michael woodhead


padma previ is a yoga chanteuse of the highest order, who achieves the divinely sacred without worry of straying from strict devotional music formats. she first got a taste for this cross-pollination on a visit to mumbai, where she soaked up the diverse musical styles on display and became determined to bring them all to her own music as she began a practice of deep self-exploration. for divine visions, she confidently blends yoga chant with world beat, middle eastern, and even pop to create an original and beguiling sound, creating a distinctly personal yet completely universal musical landscape, a secret ceremony for those with open ears.

the opener “sa nah piteva” kicks up the jams with a melody vaguely reminiscent of an ennio morricone score for a chic italian 1970s romantic thriller. as her echo-enriched voice gradually builds to a dynamic, emotional high, previ surrounds herself with a loving assortment of strings and percussion. “gayatri mantra” has a more pronounced indian flavor, with a traditional chant unfurling slowly and regally over an inviting slow-starting train rhythm, punctuated by strikes from a heavy gong. “urvirapo na kakudah” begins on a pillar of wind and synthesizer tones over which previ’s lonesome high crooning soars, like an angel to a dying desert wanderer. not one to shy from the occasional flourish of western melodies, previ lets the instrumentation form into big butterflylike billows of cloud and care.

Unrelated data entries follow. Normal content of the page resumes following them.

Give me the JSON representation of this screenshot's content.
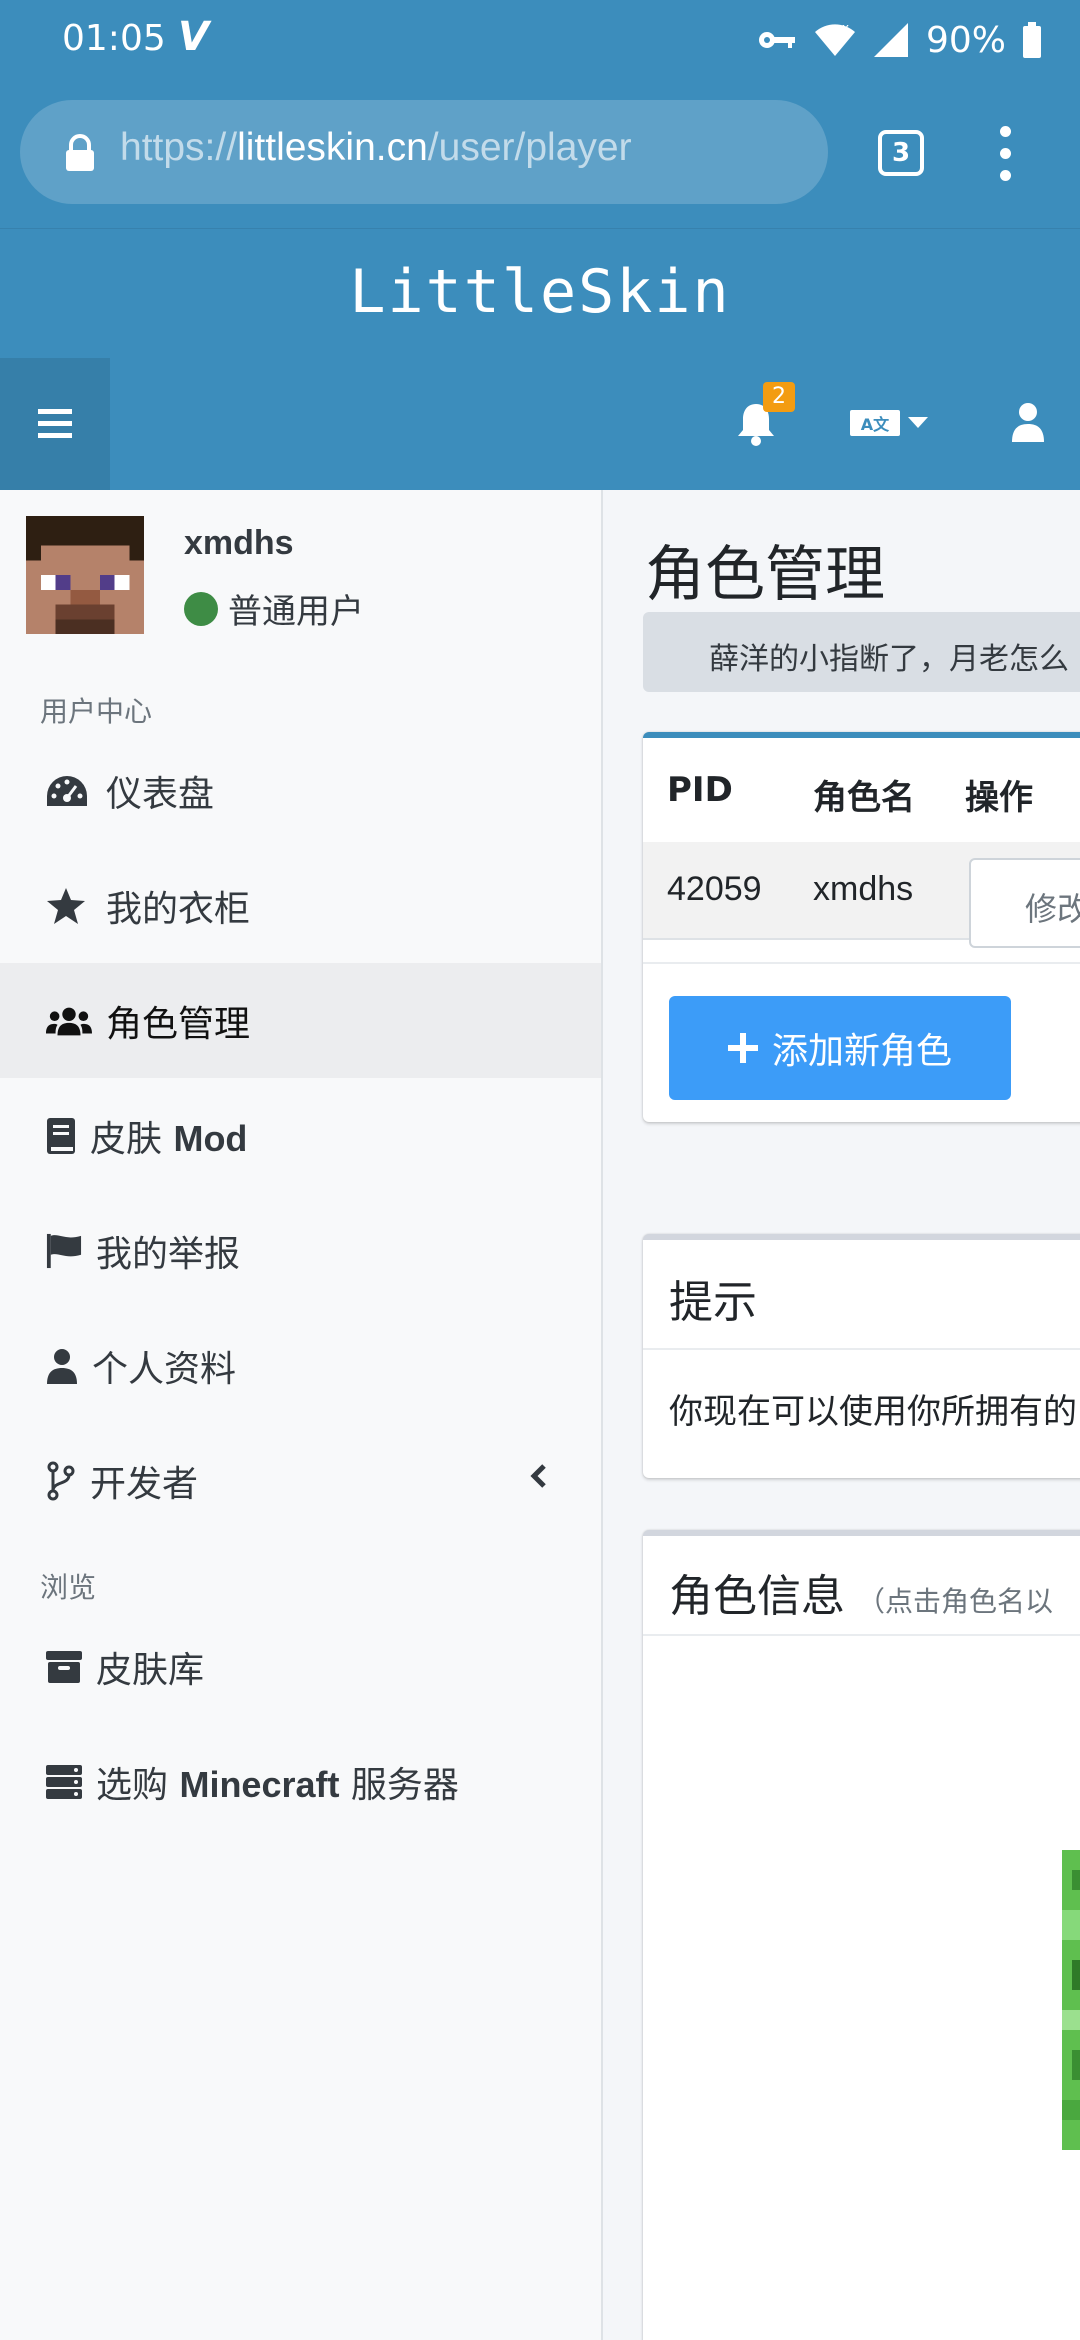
{
  "status_bar": {
    "time": "01:05",
    "carrier_glyph": "V",
    "battery": "90%",
    "icons": [
      "key-icon",
      "wifi-icon",
      "signal-icon",
      "battery-icon"
    ]
  },
  "browser": {
    "url_scheme": "https://",
    "url_host": "littleskin.cn",
    "url_path": "/user/player",
    "tab_count": "3"
  },
  "header": {
    "logo": "LittleSkin",
    "notification_count": "2",
    "lang_label": "A文"
  },
  "sidebar": {
    "user": {
      "name": "xmdhs",
      "role": "普通用户"
    },
    "sections": [
      {
        "title": "用户中心",
        "items": [
          {
            "label": "仪表盘",
            "icon": "tachometer-icon"
          },
          {
            "label": "我的衣柜",
            "icon": "star-icon"
          },
          {
            "label": "角色管理",
            "icon": "users-icon",
            "active": true
          },
          {
            "label": "皮肤 ",
            "label_bold": "Mod",
            "icon": "book-icon"
          },
          {
            "label": "我的举报",
            "icon": "flag-icon"
          },
          {
            "label": "个人资料",
            "icon": "user-icon"
          },
          {
            "label": "开发者",
            "icon": "code-branch-icon"
          }
        ]
      },
      {
        "title": "浏览",
        "items": [
          {
            "label": "皮肤库",
            "icon": "archive-icon"
          },
          {
            "label": "选购 ",
            "label_bold": "Minecraft",
            "label_after": " 服务器",
            "icon": "server-icon"
          }
        ]
      }
    ]
  },
  "main": {
    "page_title": "角色管理",
    "announcement": "薛洋的小指断了，月老怎么",
    "players_table": {
      "columns": [
        "PID",
        "角色名",
        "操作"
      ],
      "rows": [
        {
          "pid": "42059",
          "name": "xmdhs",
          "action": "修改"
        }
      ]
    },
    "add_button": "添加新角色",
    "tip_card": {
      "title": "提示",
      "body": "你现在可以使用你所拥有的"
    },
    "info_card": {
      "title": "角色信息",
      "subtitle": "（点击角色名以"
    }
  },
  "colors": {
    "primary": "#3c8dbc",
    "button_blue": "#3c9cf8",
    "badge": "#f39c12",
    "online_dot": "#3e8c45"
  }
}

fans of holistic-minded artists like deva premal and sheila chandra should find this just to their taste, and it should be equally as palatable to fans of world beat divas like natacha atlas: both the spiritual and the secular are well-served. the beat stays rooted to the midtempo “caravan”-style of much middle eastern-accented global fusion, while previ’s vocals vibrate in and out of windy echoes, soaring in evocations of ancient mystical ceremonies, dancing girls, and lavish feasts spread on low tables before sultans. for all that desert-wind mysticism, the music is never far from the basic heart of the mantra - simple, joyous, and moving.